## Relationships, functions and modelling!

This section is all about exploring the relationship between two variables. How does one change as the other does? Is the price of a service directly proportional to the length of time you use it? Do temperature variations where you live follow the same pattern every year? How is the world population growing? How are profits growing in your company? How do expect that to change over time? The whole principle about mathematical modelling is to explore how one tings changes with respect to another and to try and deduce a mathematical function that describes it so that we might use that to explain what is happening and predict what might happen in the future. It is a complex field and far reaching field of mathematics that is increasingly topical and useful. Here you can learn about some of the key models that we use!

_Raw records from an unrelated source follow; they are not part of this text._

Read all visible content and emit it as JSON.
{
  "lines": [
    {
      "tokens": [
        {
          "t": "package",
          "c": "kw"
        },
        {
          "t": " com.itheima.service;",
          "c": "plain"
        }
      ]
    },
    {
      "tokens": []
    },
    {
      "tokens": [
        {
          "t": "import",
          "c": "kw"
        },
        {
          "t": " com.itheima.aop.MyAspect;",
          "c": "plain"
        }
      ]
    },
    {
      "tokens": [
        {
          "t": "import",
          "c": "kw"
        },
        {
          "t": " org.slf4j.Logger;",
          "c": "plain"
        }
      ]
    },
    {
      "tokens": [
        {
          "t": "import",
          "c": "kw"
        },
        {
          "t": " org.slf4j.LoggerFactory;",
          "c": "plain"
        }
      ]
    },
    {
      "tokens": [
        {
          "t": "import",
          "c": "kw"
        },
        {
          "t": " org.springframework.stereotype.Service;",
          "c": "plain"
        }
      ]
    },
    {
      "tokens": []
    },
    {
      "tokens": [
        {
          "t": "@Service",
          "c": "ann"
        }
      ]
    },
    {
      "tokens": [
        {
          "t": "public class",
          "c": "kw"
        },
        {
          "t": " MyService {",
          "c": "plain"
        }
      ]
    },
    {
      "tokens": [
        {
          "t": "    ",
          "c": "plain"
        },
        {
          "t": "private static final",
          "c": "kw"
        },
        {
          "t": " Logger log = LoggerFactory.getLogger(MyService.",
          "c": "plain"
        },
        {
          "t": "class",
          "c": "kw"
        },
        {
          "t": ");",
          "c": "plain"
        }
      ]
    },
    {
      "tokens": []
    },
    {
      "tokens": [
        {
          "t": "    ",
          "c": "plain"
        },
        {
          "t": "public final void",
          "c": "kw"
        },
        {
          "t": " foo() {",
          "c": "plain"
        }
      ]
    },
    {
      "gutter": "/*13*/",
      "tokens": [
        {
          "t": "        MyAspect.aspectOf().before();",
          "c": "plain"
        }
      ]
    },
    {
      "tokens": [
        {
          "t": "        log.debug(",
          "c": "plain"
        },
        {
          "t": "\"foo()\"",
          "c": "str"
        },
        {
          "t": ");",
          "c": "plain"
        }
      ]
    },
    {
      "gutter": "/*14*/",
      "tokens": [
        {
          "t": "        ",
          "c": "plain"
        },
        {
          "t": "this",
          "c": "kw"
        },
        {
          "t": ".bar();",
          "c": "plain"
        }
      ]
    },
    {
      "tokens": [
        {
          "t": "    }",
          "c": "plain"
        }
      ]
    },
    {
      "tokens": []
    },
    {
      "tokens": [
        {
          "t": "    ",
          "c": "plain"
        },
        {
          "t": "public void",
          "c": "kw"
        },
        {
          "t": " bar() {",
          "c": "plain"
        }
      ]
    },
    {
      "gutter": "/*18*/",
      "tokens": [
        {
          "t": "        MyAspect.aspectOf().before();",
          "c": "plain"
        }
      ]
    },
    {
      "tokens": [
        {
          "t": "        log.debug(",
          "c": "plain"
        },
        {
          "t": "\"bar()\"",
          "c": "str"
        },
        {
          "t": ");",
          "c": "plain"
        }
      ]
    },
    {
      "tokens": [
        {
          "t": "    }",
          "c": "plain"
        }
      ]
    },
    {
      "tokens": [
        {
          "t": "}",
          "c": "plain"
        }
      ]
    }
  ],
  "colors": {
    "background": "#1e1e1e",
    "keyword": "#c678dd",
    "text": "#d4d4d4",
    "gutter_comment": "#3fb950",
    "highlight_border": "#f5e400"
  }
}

## What is in this section?

#### 2.1 & 2.2 Introducing Functions

Functions are extraordinary algebraic and visual tools which allow us to understand and analyse relationships. In this section you will learn exactly what a function is and how to find a function's inverse, alongside developing a more nuanced...

#### 2.3 & 2.4 Key Features of Functions And Graphing

Now that we know something about the basics of functions, this section aims to help deepen your understanding of them and enable you to identify key features such as vertex points, intercepts with axes and asymptotes. You will also learn about...

#### 2.5 Linear models

Commonly seen in the form y = f(x) = mx + c where m represents the gradient/rate of change of the function and c is the y-intercept, where x = 0. These models are a fundamental bit of algebra that come up again and again. they are also fairly...

#### 2.5 Quadratic Models

Quadratic functions are in the form ax2 + bx + c, and have fascinated mathematicians for centuries. They have some fundamental properties that will explored in this unit. Probably the best known example of quadratic models are for projectiles....

#### 2.5 Exponential Models

The exponential function is set apart from other families of functions because of the fundamental impact of having the variable in the exponent. It stops being a multiplier and starts being more 'powerful' (forgive the bad joke). These functions...

#### 2.5 Trigonometric Models

The Mathematics of Periodic Phenomena Phenomena which display periodic nature, such as the motion of tides, the orbits of planets, or the spinning of a ferris wheel, that we can understand mathematically using trigonometic models. Once we develop...

## Key Questions

The following are list of key questions that you might be asking about these topics with links to the places where you can get the answers!!!

## What is a linear function?

Linear functions are those which graph a straight line. Learn how to work with them here: 2.5 Linear models

## What is a function?

Functions have specific properties which distinguish them from relations. 2.1 & 2.2 Introducing Functions

## What is some key features of functions?

Functions have specific features such as stationary points, asymptotes and intercepts that we need to bear in mind. In an exam, you may also be asked to draw or sketch them. An introduction to the key features of functions and graphing is here. 2.3 & 2.4 Key Features of Functions And Graphing

## What are the features of quadratic models?

Quadratic graphs and equations have many interesting features, such as turning points and symmetry which make them very useful to solve real life problems. 2.5 Quadratic Models

## What are the key features of trigonometric models?

Trigonometric models are used to model all sorts of real life situations such as tides, length of days, and even ferris wheels. Find out about trigonometric models. 2.5 Trigonometric Models

## What are exponential models for?

Exponential models are used to model many types of natural phenomena, such as population, spread of disease, and interest rates. 2.5 Exponential Models

### 2.1 & 2.2 Introducing Functions

Functions are extraordinary algebraic and visual tools which allow us to understandĀ and analyse relationships. In this section you will learn exactly what a function is and how to find a function's inverse, alongside developing a more nuanced...

### 2.3 & 2.4 Key Features of Functions And Graphing

Now that we know something about the basics of functions, this section aims to helpĀ deepen your understanding of them and enable you to identify key features such as vertex points, intercepts with axes and asymptotes. You will also learn about...

### 2.5 Linear models

Commonly seen in the form y = f(x) = mx + c where m represents the gradient/rate of change of the function and c is the y-intercept, where x = 0. These models are a fundamental bit of algebra that come up again and again. they are also fairly...

### 2.5 Quadratic Models

Quadratic functions are in the form ax2 + bx + c, and have fascinated mathematicians for centuries. They have some fundamental properties that will explored in this unit. Probably the best known example of quadratic models are for projectiles....

### 2.5 Exponential Models

The exponential function is set apart from other families of functions because of the fundamental impact of having the variable in the exponent. It stops being a multiplier and starts being more 'powerful' (forgive the bad joke). These functions...

### 2.5 Trigonometric Models

The Mathematics of Periodic Phenomena Phenomena which display periodic nature, such as the motion of tides, the orbits of planets, or the spinning of a ferris wheel, that we can understand mathematically using trigonometic models. Once we develop...